T o coincide with this exciting event, Sotheby’s will be holding its own selling exhibition in honour of Sorolla with an exhibition titled Beyond Impressionism: Sorolla & His Contemporaries running from 13 to 21 March. A highlight of the exhibition is Sorolla’s signature work, Children in the Sea, Valencia Beach. Painted in 1908 and an iteration of his major painting of 1899, Sad Inheritance, it is a masterful evocation of childhood, innocence, and energy. The theme of life on Valencia’s beaches dominated Sorolla’s oeuvre between the mid-1890s until 1910 and was met with critical acclaim at his one-man show in New York in 1909.

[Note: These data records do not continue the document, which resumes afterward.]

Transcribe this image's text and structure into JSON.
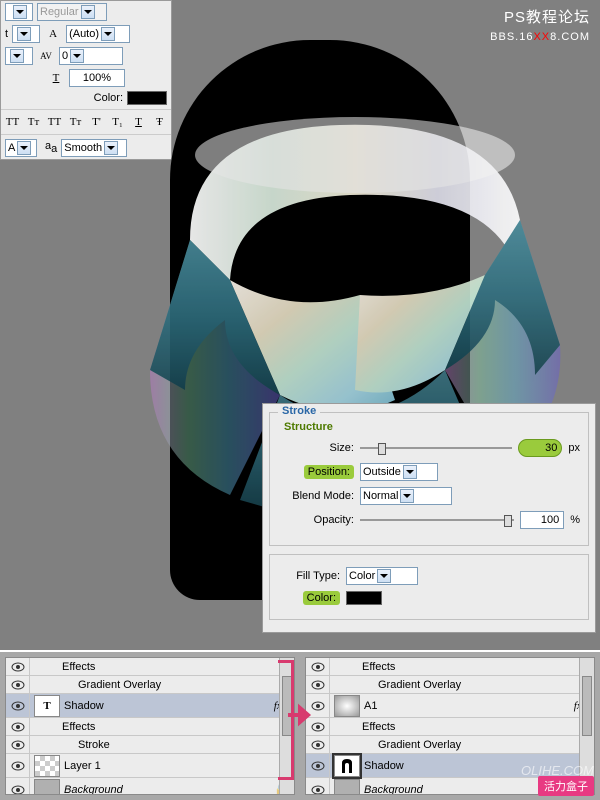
{
  "watermark": {
    "line1": "PS教程论坛",
    "line2a": "BBS.16",
    "xx": "XX",
    "line2b": "8.COM"
  },
  "char": {
    "style": "Regular",
    "leading": "(Auto)",
    "tracking": "0",
    "scale": "100%",
    "color_label": "Color:",
    "aa_prefix": "a",
    "aa_value": "Smooth",
    "tt": [
      "TT",
      "Tт",
      "TT",
      "Tт",
      "T'",
      "T₁",
      "T",
      "Ŧ"
    ]
  },
  "stroke": {
    "title": "Stroke",
    "group": "Structure",
    "size_label": "Size:",
    "size": "30",
    "px": "px",
    "position_label": "Position:",
    "position": "Outside",
    "blend_label": "Blend Mode:",
    "blend": "Normal",
    "opacity_label": "Opacity:",
    "opacity": "100",
    "pct": "%",
    "fill_label": "Fill Type:",
    "fill": "Color",
    "color_label": "Color:"
  },
  "layersL": {
    "effects": "Effects",
    "gradov": "Gradient Overlay",
    "shadow": "Shadow",
    "strokefx": "Stroke",
    "layer1": "Layer 1",
    "bg": "Background"
  },
  "layersR": {
    "effects": "Effects",
    "gradov": "Gradient Overlay",
    "a1": "A1",
    "shadow": "Shadow",
    "bg": "Background"
  },
  "footer": {
    "box": "活力盒子",
    "olihe": "OLIHE.COM"
  }
}
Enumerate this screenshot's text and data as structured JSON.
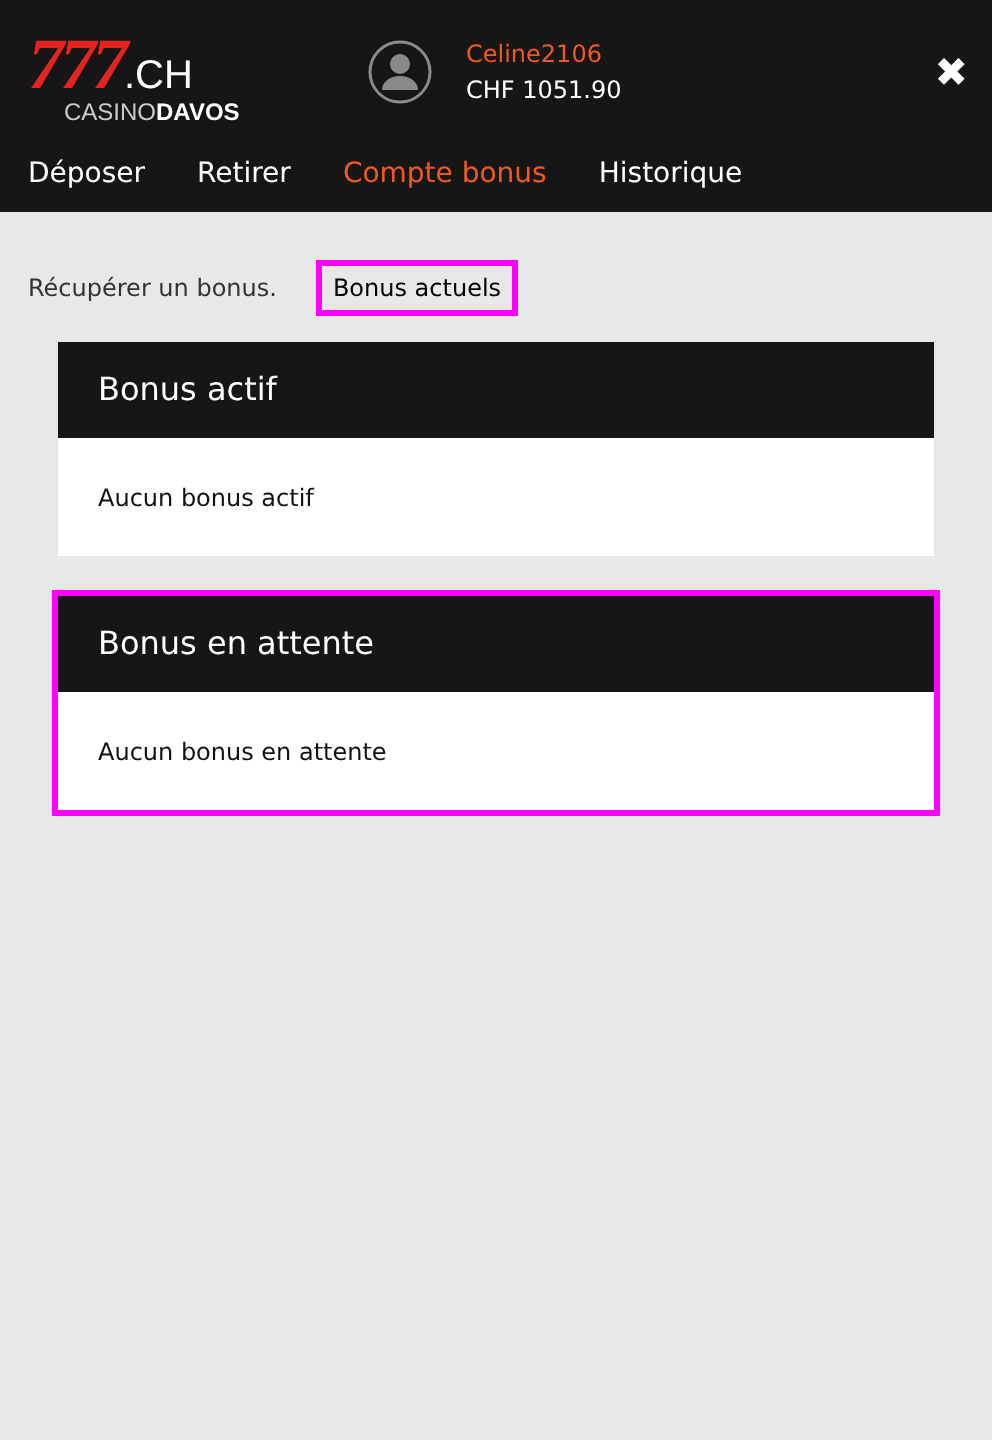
{
  "header": {
    "logo": {
      "number": "777",
      "suffix": ".CH",
      "subtitle_left": "CASINO",
      "subtitle_right": "DAVOS"
    },
    "user": {
      "name": "Celine2106",
      "balance": "CHF 1051.90"
    },
    "close": "✖"
  },
  "tabs": [
    {
      "label": "Déposer",
      "selected": false
    },
    {
      "label": "Retirer",
      "selected": false
    },
    {
      "label": "Compte bonus",
      "selected": true
    },
    {
      "label": "Historique",
      "selected": false
    }
  ],
  "subtabs": [
    {
      "label": "Récupérer un bonus.",
      "highlighted": false
    },
    {
      "label": "Bonus actuels",
      "highlighted": true
    }
  ],
  "panels": [
    {
      "title": "Bonus actif",
      "message": "Aucun bonus actif",
      "highlighted": false
    },
    {
      "title": "Bonus en attente",
      "message": "Aucun bonus en attente",
      "highlighted": true
    }
  ]
}
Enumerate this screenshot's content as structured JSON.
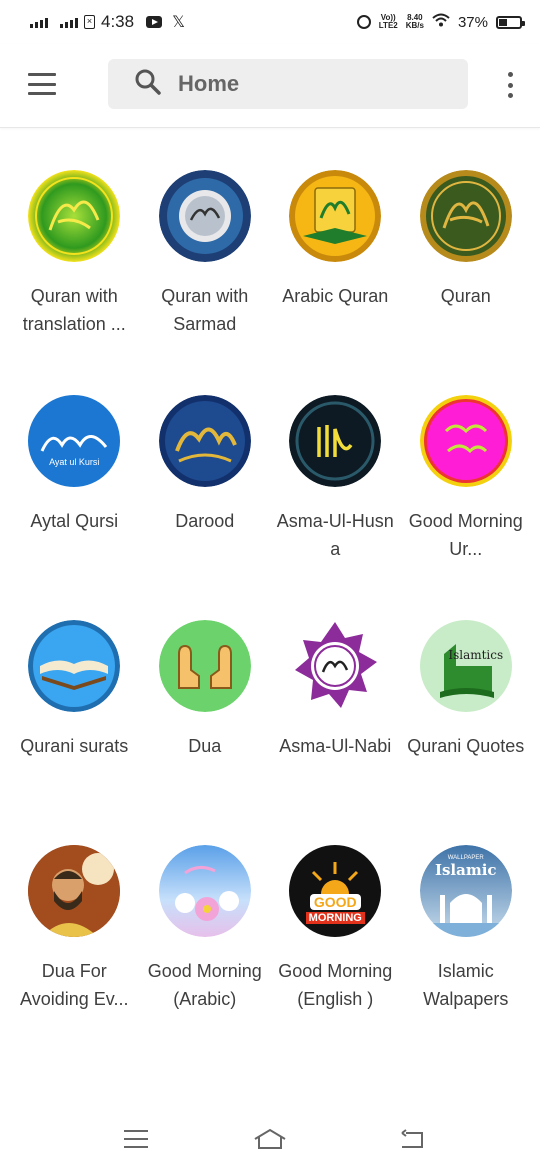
{
  "status_bar": {
    "time": "4:38",
    "lte_label": "LTE2",
    "volte_label": "Vo))",
    "speed_value": "8.40",
    "speed_unit": "KB/s",
    "battery_percent": "37%",
    "battery_level": 0.37
  },
  "header": {
    "title": "Home",
    "icons": {
      "menu": "hamburger-menu-icon",
      "search": "search-icon",
      "more": "kebab-menu-icon"
    }
  },
  "apps": [
    {
      "label": "Quran with translation ...",
      "icon": "quran-translation-icon",
      "colors": [
        "#2f9a1f",
        "#f4e21c"
      ]
    },
    {
      "label": "Quran with Sarmad",
      "icon": "quran-sarmad-icon",
      "colors": [
        "#1d3f75",
        "#e8e8ea"
      ]
    },
    {
      "label": "Arabic Quran",
      "icon": "arabic-quran-icon",
      "colors": [
        "#f6b715",
        "#1f7d2b"
      ]
    },
    {
      "label": "Quran",
      "icon": "quran-icon",
      "colors": [
        "#3a5a1e",
        "#e0b640"
      ]
    },
    {
      "label": "Aytal Qursi",
      "icon": "ayat-ul-kursi-icon",
      "colors": [
        "#1b77d2",
        "#ffffff"
      ],
      "badge_text": "Ayat ul Kursi"
    },
    {
      "label": "Darood",
      "icon": "darood-icon",
      "colors": [
        "#12306c",
        "#e3b83a"
      ]
    },
    {
      "label": "Asma-Ul-Husna",
      "icon": "asma-ul-husna-icon",
      "colors": [
        "#0d1a24",
        "#f2dd3b"
      ]
    },
    {
      "label": "Good Morning Ur...",
      "icon": "good-morning-urdu-icon",
      "colors": [
        "#ff1ed6",
        "#f4d10f"
      ]
    },
    {
      "label": "Qurani surats",
      "icon": "qurani-surats-icon",
      "colors": [
        "#3aa5f0",
        "#7a4a1c"
      ]
    },
    {
      "label": "Dua",
      "icon": "dua-hands-icon",
      "colors": [
        "#6cd36c",
        "#f5c26b"
      ]
    },
    {
      "label": "Asma-Ul-Nabi",
      "icon": "asma-ul-nabi-icon",
      "colors": [
        "#8c2b9a",
        "#ffffff"
      ]
    },
    {
      "label": "Qurani Quotes",
      "icon": "qurani-quotes-icon",
      "colors": [
        "#2e8b2e",
        "#ffffff"
      ],
      "badge_text": "Islamtics"
    },
    {
      "label": "Dua For Avoiding Ev...",
      "icon": "dua-avoiding-evil-icon",
      "colors": [
        "#a34d1f",
        "#f6e3c0"
      ]
    },
    {
      "label": "Good Morning(Arabic)",
      "icon": "good-morning-arabic-icon",
      "colors": [
        "#9bc8f5",
        "#f2a3d8"
      ]
    },
    {
      "label": "Good Morning(English )",
      "icon": "good-morning-english-icon",
      "colors": [
        "#111111",
        "#f5a71a"
      ],
      "badge_text": [
        "GOOD",
        "MORNING"
      ]
    },
    {
      "label": "Islamic Walpapers",
      "icon": "islamic-wallpapers-icon",
      "colors": [
        "#7fb0d9",
        "#ffffff"
      ],
      "badge_text": [
        "WALLPAPER",
        "Islamic"
      ]
    }
  ],
  "nav_bar": {
    "icons": [
      "recents-menu-icon",
      "home-icon",
      "back-icon"
    ]
  }
}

Sorolla’s fascination with light was rooted in his experience as a teenager in the workshop of the photographer Antonio García. The combination of impressionistic staccato brushstrokes and a vibrant palette he employs in Children in the Sea convey beautifully the iridescence of the Mediterranean sun, heat and breeze. The specks of light glistening on the children’s bodies and mirrored in their reflections contrast with the broad, dark strokes of the sea. The full sails of the boats on the horizon evoke powerfully the strong winds that offer relief from the heat of the sun which suffuses the scene. The subject is caught in the moment and the immediacy of its playful motion is frozen in time by Sorolla’s fluid and equally playful brushstrokes.
A strikingly similar background to that in Children in the Sea is to be found in Sorolla’s 1904 painting Young Fisherman, Valencia which features in the National Gallery’s upcoming show and was previously sold by Sotheby’s in 2010. Whilst the children frolic in the waves in Children in the Sea, in Young Fisherman a teenage boy, by now plying the trade of his father and his ancestors, gazes out to sea as he works, nostalgic for the childhood innocence of his past. When painting Young Fisherman, Sorolla’s own children were fourteen, twelve and nine; this painting perhaps represents Sorolla’s own curiosity for what the future held for his own children, especially his son Joaquín who is most strongly reflected in this figure.
Sotheby’s selling exhibition reflects Sorolla’s versatility as an artist, featuring works produced at varying stages in the artist’s career with subjects ranging from beach scenes, to figural works.